- _Try it_:
Reprint every entry, character for character.

(Records excerpted from a collection)
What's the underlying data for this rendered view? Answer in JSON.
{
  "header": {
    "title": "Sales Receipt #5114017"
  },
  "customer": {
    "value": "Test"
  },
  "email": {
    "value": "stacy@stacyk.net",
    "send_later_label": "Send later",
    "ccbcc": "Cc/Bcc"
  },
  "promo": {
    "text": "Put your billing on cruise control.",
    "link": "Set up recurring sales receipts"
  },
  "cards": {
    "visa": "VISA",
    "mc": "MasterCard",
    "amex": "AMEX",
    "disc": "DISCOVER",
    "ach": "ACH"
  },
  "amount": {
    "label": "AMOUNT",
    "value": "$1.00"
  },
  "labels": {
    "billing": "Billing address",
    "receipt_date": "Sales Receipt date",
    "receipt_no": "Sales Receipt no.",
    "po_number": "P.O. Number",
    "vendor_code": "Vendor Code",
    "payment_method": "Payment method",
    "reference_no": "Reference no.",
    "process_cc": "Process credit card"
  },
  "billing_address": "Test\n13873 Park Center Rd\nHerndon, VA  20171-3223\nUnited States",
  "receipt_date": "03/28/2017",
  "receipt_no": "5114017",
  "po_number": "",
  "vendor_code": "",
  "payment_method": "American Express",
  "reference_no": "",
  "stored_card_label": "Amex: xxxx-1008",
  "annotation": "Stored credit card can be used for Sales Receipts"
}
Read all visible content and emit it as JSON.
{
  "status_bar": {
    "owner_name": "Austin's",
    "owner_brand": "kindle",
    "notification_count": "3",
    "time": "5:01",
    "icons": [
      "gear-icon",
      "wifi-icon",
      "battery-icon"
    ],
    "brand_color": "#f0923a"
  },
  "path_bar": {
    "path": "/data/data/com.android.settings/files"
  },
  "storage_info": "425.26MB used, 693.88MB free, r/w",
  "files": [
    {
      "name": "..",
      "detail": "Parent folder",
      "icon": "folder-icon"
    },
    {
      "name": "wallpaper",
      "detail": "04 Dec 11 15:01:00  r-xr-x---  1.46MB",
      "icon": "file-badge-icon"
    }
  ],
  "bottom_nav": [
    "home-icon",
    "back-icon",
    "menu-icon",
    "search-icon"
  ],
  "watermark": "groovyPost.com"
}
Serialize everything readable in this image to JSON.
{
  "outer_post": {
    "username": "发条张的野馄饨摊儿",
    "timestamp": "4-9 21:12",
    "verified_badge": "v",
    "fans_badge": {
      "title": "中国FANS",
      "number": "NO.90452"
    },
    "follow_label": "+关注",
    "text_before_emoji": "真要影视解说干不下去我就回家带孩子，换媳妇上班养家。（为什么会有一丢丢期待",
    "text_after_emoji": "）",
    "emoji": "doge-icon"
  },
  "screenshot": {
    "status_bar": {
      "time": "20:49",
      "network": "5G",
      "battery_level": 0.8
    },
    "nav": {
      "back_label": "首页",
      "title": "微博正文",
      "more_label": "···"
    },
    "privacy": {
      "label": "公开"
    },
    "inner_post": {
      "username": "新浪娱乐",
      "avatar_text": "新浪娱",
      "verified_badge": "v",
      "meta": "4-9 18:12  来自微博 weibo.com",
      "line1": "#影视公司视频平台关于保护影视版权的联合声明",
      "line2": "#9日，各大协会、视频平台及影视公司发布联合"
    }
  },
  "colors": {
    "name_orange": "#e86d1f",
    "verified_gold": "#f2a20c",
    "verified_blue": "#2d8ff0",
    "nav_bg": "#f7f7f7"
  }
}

- _Reply to the exercise_:
What's the underlying data for this rendered view? Answer in JSON.
{
  "header": {
    "title": "Sales Receipt #5114017"
  },
  "customer": {
    "value": "Test"
  },
  "email": {
    "value": "stacy@stacyk.net",
    "send_later_label": "Send later",
    "ccbcc": "Cc/Bcc"
  },
  "promo": {
    "text": "Put your billing on cruise control.",
    "link": "Set up recurring sales receipts"
  },
  "cards": {
    "visa": "VISA",
    "mc": "MasterCard",
    "amex": "AMEX",
    "disc": "DISCOVER",
    "ach": "ACH"
  },
  "amount": {
    "label": "AMOUNT",
    "value": "$1.00"
  },
  "labels": {
    "billing": "Billing address",
    "receipt_date": "Sales Receipt date",
    "receipt_no": "Sales Receipt no.",
    "po_number": "P.O. Number",
    "vendor_code": "Vendor Code",
    "payment_method": "Payment method",
    "reference_no": "Reference no.",
    "process_cc": "Process credit card"
  },
  "billing_address": "Test\n13873 Park Center Rd\nHerndon, VA  20171-3223\nUnited States",
  "receipt_date": "03/28/2017",
  "receipt_no": "5114017",
  "po_number": "",
  "vendor_code": "",
  "payment_method": "American Express",
  "reference_no": "",
  "stored_card_label": "Amex: xxxx-1008",
  "annotation": "Stored credit card can be used for Sales Receipts"
}
Read all visible content and emit it as JSON.
{
  "status_bar": {
    "owner_name": "Austin's",
    "owner_brand": "kindle",
    "notification_count": "3",
    "time": "5:01",
    "icons": [
      "gear-icon",
      "wifi-icon",
      "battery-icon"
    ],
    "brand_color": "#f0923a"
  },
  "path_bar": {
    "path": "/data/data/com.android.settings/files"
  },
  "storage_info": "425.26MB used, 693.88MB free, r/w",
  "files": [
    {
      "name": "..",
      "detail": "Parent folder",
      "icon": "folder-icon"
    },
    {
      "name": "wallpaper",
      "detail": "04 Dec 11 15:01:00  r-xr-x---  1.46MB",
      "icon": "file-badge-icon"
    }
  ],
  "bottom_nav": [
    "home-icon",
    "back-icon",
    "menu-icon",
    "search-icon"
  ],
  "watermark": "groovyPost.com"
}
Serialize everything readable in this image to JSON.
{
  "outer_post": {
    "username": "发条张的野馄饨摊儿",
    "timestamp": "4-9 21:12",
    "verified_badge": "v",
    "fans_badge": {
      "title": "中国FANS",
      "number": "NO.90452"
    },
    "follow_label": "+关注",
    "text_before_emoji": "真要影视解说干不下去我就回家带孩子，换媳妇上班养家。（为什么会有一丢丢期待",
    "text_after_emoji": "）",
    "emoji": "doge-icon"
  },
  "screenshot": {
    "status_bar": {
      "time": "20:49",
      "network": "5G",
      "battery_level": 0.8
    },
    "nav": {
      "back_label": "首页",
      "title": "微博正文",
      "more_label": "···"
    },
    "privacy": {
      "label": "公开"
    },
    "inner_post": {
      "username": "新浪娱乐",
      "avatar_text": "新浪娱",
      "verified_badge": "v",
      "meta": "4-9 18:12  来自微博 weibo.com",
      "line1": "#影视公司视频平台关于保护影视版权的联合声明",
      "line2": "#9日，各大协会、视频平台及影视公司发布联合"
    }
  },
  "colors": {
    "name_orange": "#e86d1f",
    "verified_gold": "#f2a20c",
    "verified_blue": "#2d8ff0",
    "nav_bg": "#f7f7f7"
  }
}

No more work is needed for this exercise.